■ Instructions to follow ■
Go through the data below and return each line where the string "amount" occurs.

(Page and application data records)
···

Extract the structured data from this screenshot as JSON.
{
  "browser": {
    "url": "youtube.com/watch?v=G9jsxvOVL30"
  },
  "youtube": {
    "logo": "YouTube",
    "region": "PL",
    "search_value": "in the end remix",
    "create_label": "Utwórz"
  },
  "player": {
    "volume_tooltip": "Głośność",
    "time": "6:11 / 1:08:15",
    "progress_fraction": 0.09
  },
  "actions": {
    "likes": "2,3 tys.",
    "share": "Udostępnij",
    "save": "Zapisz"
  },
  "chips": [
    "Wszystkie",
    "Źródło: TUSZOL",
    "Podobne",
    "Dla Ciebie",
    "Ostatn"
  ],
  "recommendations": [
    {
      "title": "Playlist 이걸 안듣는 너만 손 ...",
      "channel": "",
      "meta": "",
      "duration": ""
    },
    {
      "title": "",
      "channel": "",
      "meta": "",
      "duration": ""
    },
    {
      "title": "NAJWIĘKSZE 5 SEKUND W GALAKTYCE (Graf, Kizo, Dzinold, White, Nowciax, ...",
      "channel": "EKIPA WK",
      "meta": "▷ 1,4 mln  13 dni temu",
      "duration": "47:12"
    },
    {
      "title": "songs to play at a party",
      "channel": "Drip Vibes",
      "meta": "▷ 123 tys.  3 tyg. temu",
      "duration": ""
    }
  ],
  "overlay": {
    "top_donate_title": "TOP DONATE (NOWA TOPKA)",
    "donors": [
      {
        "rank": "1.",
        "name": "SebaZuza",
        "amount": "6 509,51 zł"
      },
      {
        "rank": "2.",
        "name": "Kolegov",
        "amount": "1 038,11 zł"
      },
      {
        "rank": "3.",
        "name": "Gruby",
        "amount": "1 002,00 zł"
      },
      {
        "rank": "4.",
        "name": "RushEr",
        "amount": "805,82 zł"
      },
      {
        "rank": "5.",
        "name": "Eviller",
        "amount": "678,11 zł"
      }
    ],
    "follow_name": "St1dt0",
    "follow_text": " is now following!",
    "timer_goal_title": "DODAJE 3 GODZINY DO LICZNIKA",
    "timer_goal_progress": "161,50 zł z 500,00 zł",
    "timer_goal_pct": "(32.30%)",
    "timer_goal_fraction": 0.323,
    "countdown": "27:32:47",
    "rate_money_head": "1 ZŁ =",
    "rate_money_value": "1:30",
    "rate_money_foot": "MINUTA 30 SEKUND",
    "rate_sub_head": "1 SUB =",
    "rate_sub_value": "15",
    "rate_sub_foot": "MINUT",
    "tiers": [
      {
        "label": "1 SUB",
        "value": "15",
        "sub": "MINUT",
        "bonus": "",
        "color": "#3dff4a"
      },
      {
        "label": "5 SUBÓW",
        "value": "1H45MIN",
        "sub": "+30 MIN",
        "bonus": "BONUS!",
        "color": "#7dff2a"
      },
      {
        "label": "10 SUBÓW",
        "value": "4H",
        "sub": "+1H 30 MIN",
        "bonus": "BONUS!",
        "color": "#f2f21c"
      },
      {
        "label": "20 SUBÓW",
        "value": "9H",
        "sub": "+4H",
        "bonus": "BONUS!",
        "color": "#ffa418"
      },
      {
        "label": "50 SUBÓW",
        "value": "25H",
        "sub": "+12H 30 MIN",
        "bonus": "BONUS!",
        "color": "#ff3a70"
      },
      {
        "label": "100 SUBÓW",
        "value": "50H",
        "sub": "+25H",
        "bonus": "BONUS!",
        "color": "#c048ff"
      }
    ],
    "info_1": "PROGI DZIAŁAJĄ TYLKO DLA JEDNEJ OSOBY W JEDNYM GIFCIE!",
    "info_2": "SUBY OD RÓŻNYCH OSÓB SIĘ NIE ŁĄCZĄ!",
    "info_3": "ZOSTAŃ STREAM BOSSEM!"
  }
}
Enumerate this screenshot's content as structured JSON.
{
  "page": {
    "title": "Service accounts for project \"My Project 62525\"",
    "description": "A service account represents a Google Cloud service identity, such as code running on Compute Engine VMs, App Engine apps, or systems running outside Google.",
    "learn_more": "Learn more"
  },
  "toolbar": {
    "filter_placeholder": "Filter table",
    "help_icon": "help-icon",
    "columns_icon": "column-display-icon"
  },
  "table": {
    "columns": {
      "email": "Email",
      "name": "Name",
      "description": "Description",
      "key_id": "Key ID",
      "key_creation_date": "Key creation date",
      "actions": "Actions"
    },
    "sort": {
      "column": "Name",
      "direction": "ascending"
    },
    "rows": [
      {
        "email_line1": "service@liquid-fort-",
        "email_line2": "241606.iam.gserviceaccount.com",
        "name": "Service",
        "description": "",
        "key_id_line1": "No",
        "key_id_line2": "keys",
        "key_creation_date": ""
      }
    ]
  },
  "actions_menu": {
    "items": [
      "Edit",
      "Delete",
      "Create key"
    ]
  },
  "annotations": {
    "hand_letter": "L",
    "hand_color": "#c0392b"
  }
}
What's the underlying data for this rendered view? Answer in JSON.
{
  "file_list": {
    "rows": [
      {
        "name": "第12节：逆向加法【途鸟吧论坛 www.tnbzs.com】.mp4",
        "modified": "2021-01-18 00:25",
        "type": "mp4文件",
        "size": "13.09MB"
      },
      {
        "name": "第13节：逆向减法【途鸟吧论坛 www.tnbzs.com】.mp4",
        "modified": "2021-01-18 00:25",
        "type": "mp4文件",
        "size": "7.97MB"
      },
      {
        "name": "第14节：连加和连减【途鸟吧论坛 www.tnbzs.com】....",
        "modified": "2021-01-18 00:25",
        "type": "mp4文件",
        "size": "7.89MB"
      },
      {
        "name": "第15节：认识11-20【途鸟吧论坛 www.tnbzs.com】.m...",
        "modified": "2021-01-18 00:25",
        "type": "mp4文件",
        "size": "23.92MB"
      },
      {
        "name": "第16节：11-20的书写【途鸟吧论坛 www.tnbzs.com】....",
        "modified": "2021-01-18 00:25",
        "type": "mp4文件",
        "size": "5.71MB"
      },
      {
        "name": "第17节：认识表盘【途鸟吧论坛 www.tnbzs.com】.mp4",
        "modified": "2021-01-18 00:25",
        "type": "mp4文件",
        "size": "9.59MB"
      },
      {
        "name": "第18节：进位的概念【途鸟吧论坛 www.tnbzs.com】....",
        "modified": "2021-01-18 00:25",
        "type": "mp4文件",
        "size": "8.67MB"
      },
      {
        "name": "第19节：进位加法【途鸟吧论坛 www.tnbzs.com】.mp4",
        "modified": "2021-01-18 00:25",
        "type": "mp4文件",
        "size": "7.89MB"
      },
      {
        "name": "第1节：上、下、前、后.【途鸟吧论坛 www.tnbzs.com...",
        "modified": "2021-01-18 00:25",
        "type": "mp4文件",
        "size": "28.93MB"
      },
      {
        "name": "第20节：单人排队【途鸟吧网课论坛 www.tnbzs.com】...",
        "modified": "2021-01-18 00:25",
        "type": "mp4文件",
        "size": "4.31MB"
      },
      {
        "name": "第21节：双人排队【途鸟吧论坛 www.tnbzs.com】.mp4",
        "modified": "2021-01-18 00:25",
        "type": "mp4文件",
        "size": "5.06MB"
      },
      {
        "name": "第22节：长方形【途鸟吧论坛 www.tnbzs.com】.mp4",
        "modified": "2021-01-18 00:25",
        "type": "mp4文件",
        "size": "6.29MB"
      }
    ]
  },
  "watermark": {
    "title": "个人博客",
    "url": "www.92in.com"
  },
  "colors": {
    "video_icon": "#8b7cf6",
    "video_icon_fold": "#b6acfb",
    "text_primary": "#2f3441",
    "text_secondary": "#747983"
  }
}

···

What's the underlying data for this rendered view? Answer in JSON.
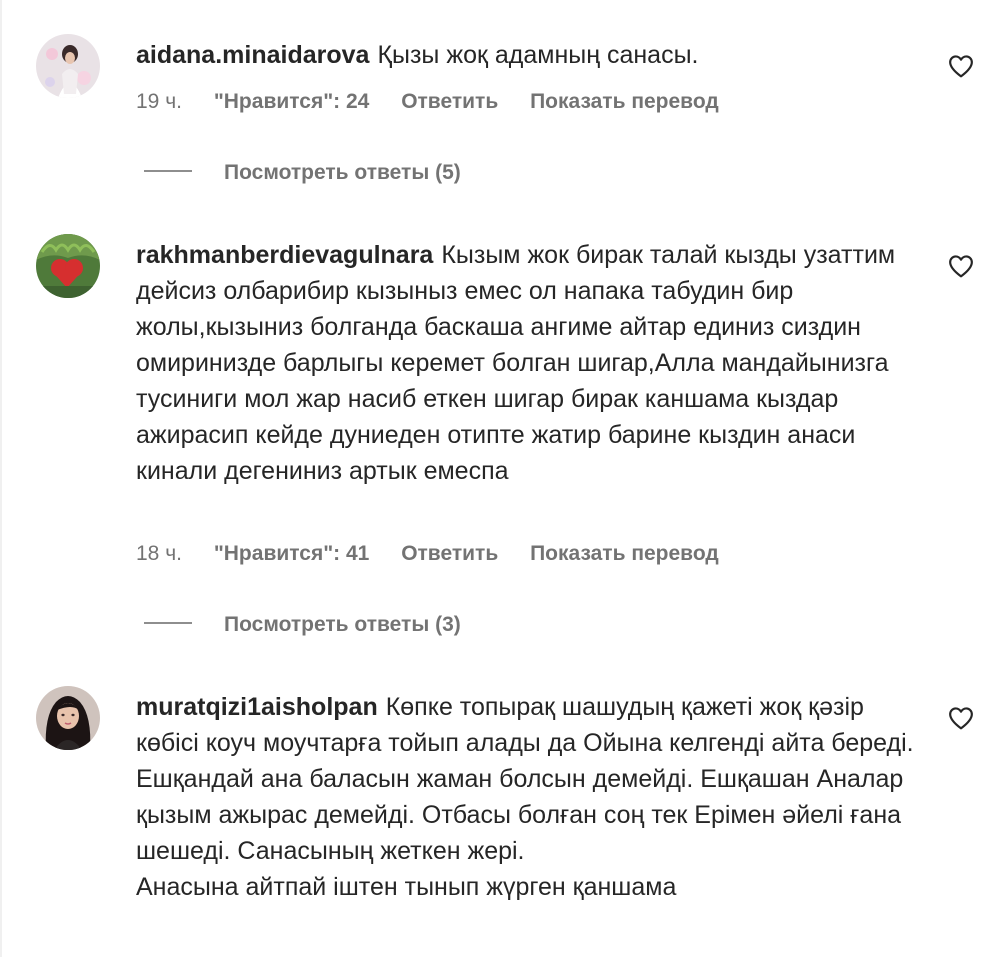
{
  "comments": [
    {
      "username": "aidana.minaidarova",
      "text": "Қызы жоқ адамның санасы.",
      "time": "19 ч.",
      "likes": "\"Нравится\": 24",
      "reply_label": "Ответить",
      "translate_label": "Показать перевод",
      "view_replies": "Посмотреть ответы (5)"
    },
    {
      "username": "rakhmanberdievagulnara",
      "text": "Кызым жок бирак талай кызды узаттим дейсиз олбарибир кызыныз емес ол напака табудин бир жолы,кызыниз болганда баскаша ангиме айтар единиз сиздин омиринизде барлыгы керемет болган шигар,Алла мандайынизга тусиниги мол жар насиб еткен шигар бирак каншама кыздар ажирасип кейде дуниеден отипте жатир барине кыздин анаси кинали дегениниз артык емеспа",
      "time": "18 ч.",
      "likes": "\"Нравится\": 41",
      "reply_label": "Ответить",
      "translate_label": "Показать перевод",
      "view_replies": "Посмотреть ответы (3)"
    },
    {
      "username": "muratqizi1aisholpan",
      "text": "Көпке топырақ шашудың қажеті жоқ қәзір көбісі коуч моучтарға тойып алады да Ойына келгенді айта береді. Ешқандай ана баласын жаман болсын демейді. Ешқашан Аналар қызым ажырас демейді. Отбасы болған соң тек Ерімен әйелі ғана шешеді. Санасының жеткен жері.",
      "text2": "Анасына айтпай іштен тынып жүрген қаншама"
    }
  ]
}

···

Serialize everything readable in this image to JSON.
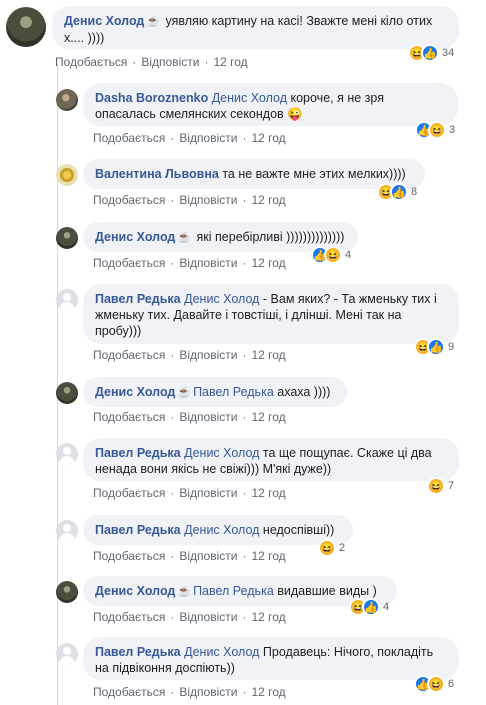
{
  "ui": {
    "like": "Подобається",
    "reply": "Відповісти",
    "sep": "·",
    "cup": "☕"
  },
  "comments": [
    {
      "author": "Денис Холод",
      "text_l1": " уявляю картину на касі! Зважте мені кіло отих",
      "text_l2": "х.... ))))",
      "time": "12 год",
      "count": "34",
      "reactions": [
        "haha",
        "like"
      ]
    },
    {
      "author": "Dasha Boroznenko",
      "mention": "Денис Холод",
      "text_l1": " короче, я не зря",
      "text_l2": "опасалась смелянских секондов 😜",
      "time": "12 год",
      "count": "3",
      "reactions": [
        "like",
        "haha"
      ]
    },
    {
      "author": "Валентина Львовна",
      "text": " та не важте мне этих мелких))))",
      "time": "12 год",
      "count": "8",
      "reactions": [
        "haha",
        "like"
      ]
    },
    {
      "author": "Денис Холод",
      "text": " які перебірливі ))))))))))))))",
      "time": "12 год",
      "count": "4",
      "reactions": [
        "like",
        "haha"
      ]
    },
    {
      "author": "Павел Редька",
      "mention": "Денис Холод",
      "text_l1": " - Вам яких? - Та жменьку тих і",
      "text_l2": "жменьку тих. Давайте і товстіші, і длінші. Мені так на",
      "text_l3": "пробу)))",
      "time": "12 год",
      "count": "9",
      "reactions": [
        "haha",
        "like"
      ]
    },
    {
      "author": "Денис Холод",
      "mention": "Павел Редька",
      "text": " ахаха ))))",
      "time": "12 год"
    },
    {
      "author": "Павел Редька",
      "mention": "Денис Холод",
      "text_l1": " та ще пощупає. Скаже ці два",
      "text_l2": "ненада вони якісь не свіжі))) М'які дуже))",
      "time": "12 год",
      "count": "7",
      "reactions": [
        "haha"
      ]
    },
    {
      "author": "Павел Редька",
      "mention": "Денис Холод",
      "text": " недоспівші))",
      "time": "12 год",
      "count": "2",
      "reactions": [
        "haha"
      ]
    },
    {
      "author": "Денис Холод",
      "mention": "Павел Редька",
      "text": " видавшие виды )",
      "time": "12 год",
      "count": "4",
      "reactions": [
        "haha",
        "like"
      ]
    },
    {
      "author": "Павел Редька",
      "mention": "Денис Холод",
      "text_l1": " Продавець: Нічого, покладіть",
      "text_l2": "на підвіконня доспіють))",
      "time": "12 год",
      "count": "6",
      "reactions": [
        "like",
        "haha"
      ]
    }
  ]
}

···

■ The answer ■
        "amount": "6 509,51 zł"
        "amount": "1 038,11 zł"
        "amount": "1 002,00 zł"
        "amount": "805,82 zł"
        "amount": "678,11 zł"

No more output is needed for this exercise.